Data for processing section start

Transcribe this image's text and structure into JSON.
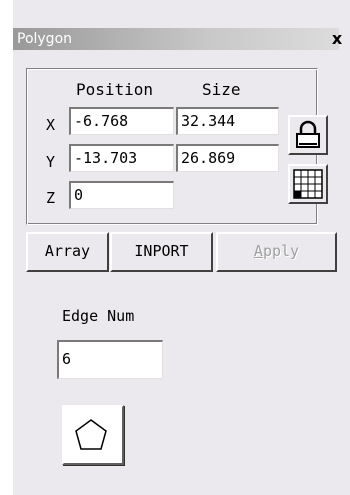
{
  "window": {
    "title": "Polygon",
    "close_label": "x"
  },
  "position_size": {
    "position_header": "Position",
    "size_header": "Size",
    "rows": [
      {
        "axis": "X",
        "position": "-6.768",
        "size": "32.344"
      },
      {
        "axis": "Y",
        "position": "-13.703",
        "size": "26.869"
      },
      {
        "axis": "Z",
        "position": "0"
      }
    ],
    "lock_icon": "padlock-icon",
    "grid_icon": "anchor-grid-icon"
  },
  "buttons": {
    "array": "Array",
    "import": "INPORT",
    "apply": "Apply"
  },
  "edge": {
    "label": "Edge Num",
    "value": "6"
  },
  "shape_icon": "pentagon-icon"
}
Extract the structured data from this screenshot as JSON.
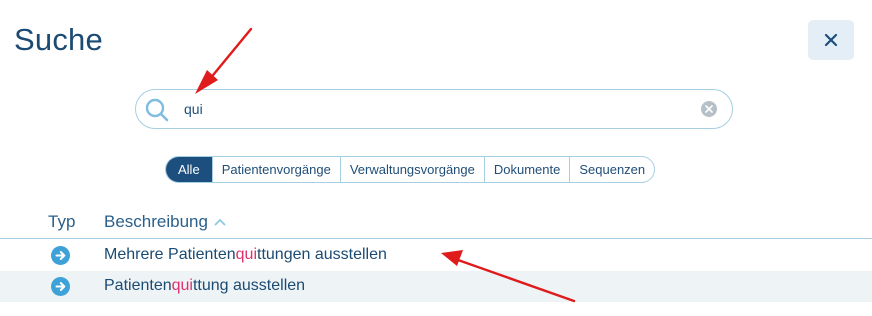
{
  "header": {
    "title": "Suche",
    "close_icon": "close-icon"
  },
  "search": {
    "value": "qui",
    "icon": "search-icon",
    "clear_icon": "clear-icon"
  },
  "filters": [
    {
      "label": "Alle",
      "active": true
    },
    {
      "label": "Patientenvorgänge",
      "active": false
    },
    {
      "label": "Verwaltungsvorgänge",
      "active": false
    },
    {
      "label": "Dokumente",
      "active": false
    },
    {
      "label": "Sequenzen",
      "active": false
    }
  ],
  "table": {
    "columns": {
      "typ": "Typ",
      "beschreibung": "Beschreibung"
    },
    "sort_icon": "chevron-up-icon",
    "rows": [
      {
        "before": "Mehrere Patienten",
        "match": "qui",
        "after": "ttungen ausstellen",
        "icon": "arrow-right-circle-icon"
      },
      {
        "before": "Patienten",
        "match": "qui",
        "after": "ttung ausstellen",
        "icon": "arrow-right-circle-icon"
      }
    ]
  },
  "colors": {
    "accent": "#1c4f7d",
    "highlight": "#e0306c",
    "annotation": "#e01b1b",
    "border": "#a7cfe3"
  }
}
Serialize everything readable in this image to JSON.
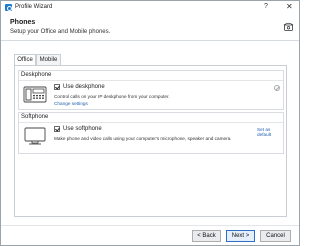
{
  "window": {
    "title": "Profile Wizard",
    "help_glyph": "?",
    "close_glyph": "✕"
  },
  "header": {
    "title": "Phones",
    "subtitle": "Setup your Office and Mobile phones."
  },
  "tabs": [
    {
      "label": "Office"
    },
    {
      "label": "Mobile"
    }
  ],
  "deskphone": {
    "section_title": "Deskphone",
    "checkbox_label": "Use deskphone",
    "checked": true,
    "description": "Control calls on your IP deskphone from your computer.",
    "link": "Change settings"
  },
  "softphone": {
    "section_title": "Softphone",
    "checkbox_label": "Use softphone",
    "checked": true,
    "description": "Make phone and video calls using your computer's microphone, speaker and camera.",
    "link": "Set as default"
  },
  "footer": {
    "back": "< Back",
    "next": "Next >",
    "cancel": "Cancel"
  }
}
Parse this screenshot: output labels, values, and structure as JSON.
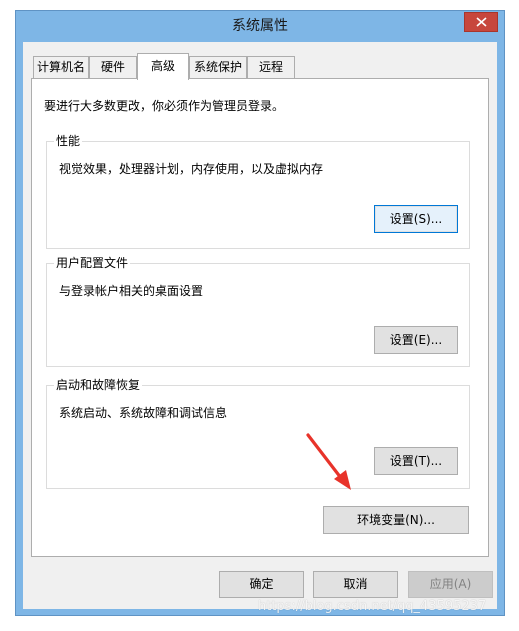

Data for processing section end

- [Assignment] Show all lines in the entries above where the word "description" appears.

- [Exercise output]
    "description": "Control calls on your IP deskphone from your computer.",
    "description": "Make phone and video calls using your computer's microphone, speaker and camera.",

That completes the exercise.